The Geography of You and Me
by Jennifer L. Smith
Publisher: Little, Brown Books for Young Readers
Published: April 15th 2014
Genre: Young adult, contemporary, romance
Date read: September 4th 2014
My Rating: 3.5 out of 5 stars
“The most basic sort of love: to be worried about the one who was worrying about you.”
I always say that turning 18 isn’t making anything different. But I’m wrong. Especially in the reading front. Okay, so reading about younger characters makes me want to slap them when they’re acting their age; maybe I changed a bit. Seriously though, I really didn’t think it would be such difference, but I changed. And I noticed that while I read this book. I
cringed wrinkled my nose at some of the parts. As I always, I do wish the best for the characters, as in, that they will stay together. Forever. But well, I guess I’m quite hypocrite.

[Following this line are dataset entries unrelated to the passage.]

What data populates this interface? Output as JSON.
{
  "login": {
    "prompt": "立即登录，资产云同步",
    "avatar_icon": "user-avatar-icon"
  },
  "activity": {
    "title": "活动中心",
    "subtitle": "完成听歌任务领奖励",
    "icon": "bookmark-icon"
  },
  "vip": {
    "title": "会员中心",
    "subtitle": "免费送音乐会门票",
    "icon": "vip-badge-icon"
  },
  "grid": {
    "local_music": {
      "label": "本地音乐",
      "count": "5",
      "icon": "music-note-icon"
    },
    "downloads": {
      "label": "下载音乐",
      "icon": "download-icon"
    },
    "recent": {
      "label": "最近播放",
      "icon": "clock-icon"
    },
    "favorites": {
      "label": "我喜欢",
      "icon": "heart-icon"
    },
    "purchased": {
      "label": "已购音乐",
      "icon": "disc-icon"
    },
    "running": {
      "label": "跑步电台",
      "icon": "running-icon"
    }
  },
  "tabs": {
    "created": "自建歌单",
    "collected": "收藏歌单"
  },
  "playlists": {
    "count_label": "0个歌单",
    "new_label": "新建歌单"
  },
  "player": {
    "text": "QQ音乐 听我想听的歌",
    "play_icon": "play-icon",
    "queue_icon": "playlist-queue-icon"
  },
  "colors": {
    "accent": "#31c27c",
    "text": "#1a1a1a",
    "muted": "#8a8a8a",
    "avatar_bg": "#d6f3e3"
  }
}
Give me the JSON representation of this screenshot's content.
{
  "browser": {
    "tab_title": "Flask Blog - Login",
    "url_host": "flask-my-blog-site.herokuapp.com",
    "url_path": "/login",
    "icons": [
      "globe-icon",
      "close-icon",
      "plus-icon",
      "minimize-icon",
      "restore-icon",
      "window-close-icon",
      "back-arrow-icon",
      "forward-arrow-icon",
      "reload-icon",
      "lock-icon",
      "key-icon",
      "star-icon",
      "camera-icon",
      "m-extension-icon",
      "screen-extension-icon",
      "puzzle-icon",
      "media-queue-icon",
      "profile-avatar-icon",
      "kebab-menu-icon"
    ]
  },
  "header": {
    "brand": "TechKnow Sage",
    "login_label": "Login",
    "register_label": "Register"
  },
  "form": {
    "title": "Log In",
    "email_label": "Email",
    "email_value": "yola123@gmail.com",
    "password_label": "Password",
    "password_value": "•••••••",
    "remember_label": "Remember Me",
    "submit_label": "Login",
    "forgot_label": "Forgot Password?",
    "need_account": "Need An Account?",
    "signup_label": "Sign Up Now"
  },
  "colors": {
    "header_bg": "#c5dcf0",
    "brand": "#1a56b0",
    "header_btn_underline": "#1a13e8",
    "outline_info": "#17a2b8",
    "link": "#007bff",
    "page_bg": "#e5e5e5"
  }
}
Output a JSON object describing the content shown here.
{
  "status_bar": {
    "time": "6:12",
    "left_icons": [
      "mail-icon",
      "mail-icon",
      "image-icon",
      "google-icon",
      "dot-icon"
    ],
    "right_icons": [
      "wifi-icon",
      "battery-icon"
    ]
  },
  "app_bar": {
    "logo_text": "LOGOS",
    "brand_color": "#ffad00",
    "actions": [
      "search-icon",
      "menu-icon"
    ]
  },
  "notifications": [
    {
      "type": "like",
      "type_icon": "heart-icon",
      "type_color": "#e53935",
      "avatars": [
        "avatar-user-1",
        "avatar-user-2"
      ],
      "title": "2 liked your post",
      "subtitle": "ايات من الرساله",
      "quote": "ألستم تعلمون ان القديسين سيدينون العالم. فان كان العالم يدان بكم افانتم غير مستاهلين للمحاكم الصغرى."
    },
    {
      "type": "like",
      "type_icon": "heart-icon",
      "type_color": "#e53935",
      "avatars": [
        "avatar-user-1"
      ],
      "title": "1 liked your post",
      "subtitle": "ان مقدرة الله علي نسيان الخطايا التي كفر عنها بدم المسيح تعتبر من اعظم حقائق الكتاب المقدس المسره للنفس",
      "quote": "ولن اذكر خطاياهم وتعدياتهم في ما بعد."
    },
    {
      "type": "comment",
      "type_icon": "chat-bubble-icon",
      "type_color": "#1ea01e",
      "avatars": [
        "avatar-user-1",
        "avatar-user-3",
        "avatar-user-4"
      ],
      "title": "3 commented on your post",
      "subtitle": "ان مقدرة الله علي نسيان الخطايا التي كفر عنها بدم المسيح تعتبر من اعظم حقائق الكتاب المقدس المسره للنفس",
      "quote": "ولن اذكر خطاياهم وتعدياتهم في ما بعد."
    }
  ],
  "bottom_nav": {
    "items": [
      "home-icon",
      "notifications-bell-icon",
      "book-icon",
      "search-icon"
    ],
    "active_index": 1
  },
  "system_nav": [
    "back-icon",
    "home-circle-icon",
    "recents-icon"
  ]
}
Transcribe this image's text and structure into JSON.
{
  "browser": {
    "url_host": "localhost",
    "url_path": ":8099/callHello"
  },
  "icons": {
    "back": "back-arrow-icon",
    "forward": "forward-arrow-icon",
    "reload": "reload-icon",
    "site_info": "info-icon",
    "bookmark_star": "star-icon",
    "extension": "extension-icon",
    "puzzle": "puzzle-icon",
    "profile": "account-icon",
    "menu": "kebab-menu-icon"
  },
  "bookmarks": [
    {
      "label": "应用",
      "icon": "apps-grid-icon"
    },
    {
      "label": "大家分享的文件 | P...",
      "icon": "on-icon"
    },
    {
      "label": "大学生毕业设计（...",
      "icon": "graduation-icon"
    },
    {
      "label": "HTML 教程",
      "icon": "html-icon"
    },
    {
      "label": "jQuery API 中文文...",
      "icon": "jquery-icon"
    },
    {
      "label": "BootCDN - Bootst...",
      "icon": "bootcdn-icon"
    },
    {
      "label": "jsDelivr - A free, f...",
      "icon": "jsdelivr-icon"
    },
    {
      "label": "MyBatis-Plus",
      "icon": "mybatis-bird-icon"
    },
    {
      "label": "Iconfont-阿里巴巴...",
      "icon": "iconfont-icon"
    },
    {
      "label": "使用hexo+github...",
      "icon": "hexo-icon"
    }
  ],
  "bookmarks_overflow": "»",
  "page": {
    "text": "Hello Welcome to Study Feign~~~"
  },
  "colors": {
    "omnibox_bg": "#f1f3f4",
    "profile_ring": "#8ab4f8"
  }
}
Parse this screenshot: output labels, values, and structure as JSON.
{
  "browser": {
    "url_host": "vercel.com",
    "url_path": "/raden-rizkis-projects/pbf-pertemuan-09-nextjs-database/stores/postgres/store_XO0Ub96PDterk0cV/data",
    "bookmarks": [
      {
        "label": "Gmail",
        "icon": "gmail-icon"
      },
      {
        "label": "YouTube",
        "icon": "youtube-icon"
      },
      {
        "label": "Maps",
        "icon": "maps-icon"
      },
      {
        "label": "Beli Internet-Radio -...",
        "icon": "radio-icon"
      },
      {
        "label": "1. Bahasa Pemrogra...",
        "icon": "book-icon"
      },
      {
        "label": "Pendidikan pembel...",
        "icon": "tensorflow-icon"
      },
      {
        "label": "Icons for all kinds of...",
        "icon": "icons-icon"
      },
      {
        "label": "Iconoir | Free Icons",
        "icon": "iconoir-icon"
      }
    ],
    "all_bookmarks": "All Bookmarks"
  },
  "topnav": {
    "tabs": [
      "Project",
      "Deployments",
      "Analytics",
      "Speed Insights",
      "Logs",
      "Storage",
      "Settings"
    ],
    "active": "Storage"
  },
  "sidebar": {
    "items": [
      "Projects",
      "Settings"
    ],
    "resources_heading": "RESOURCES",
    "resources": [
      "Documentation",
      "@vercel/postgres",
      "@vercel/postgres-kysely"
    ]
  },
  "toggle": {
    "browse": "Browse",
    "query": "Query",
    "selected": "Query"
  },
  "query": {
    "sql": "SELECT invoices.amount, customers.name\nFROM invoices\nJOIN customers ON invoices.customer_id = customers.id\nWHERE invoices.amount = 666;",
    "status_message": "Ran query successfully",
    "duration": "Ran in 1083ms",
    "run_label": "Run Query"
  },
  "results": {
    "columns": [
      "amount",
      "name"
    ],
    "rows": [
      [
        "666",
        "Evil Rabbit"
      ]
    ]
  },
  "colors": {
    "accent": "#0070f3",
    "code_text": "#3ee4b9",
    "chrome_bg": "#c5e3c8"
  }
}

This story is about Owen and Lucy, two young adults who meet during a blackout in the city that never sleeps. Through this encounter, they get to know each other until they are pulled apart to two different continents. They stay in touch, but it isn’t easy with distance and time difference.
Lucy Patterson: Lucy seems like the typical NYC girl who loves her homecity. Which I also would, if I actually lived in NYC. I like how she seems like an independent girl who can do well by herself without her parents and brothers. In a way, she is cliché; getting so smitten by a guy she hardly knows etc, but she seems sweet and I guess I would love a friend like her.
Owen Buckley: I’ve read about a lot of perfect boys in books. I mean, the perfect trio by Stephanie Perkins (St. Clair, Cricket and Josh) kind of dulls out other boys for me. So I can’t really blame Owen for not making it on my list, I do have high expectations. But he do seem like a good guy whom I would maybe fall for in real life, although he seems like someone who’s hard to talk to. I don’t fancy those types… But he does get points for being such a romantic when it comes to his girlfriends. I like a boy who knows how to plan.
The plot: During a blackout in New York City, Owen and Lucy are stuck together in an elevator at their building. Because of this, they get to know each other and spends the rest of the day together, in her apartment, on the darkened New York City and the roof of their building.
The beginning of the story was adorable. I like how they spend the day together in the darkness, sticking together when the whole city was in a big, pitchblack mess. When I went into this book, I expected to hear about their distance relationship. This expectation was peaked when Lucy were to move to London/Edinburgh and Owen moving somewhere west. But then the story began revolving more about their personal developement; how they accustomed to the new enviroments and grew as individuals. Even though I loved the old-school-postcard-thing, I didn’t love it enough to really be so smitten by it and forget the lack of the story. I felt the plot was quite flat and lacked some tensions or at least a dilemma that maybe the protagonists needed to solve. Of course, they did live in different continents, but most of the time, it didn’t really seem as though they cared about it, or even slightly bothered. Owen got a girlfriend, and Lucy got a boyfriend. And neither worked out. What a suprise. It just wasn’t my cup of tea I guess.
I did like the plot. But I feel like it had a lot of potential and could use some more touchups.
All in all:
Recommendation: This book is a bit slow. And flat. I don’t know, I don’t feel like it deserves 4 full stars. But it is cute, and light-hearted so I give it a strong 3.5 stars.
My rating: 3.5 out of 5 stars
UP NEXT: We Were Liars by E. Lockhart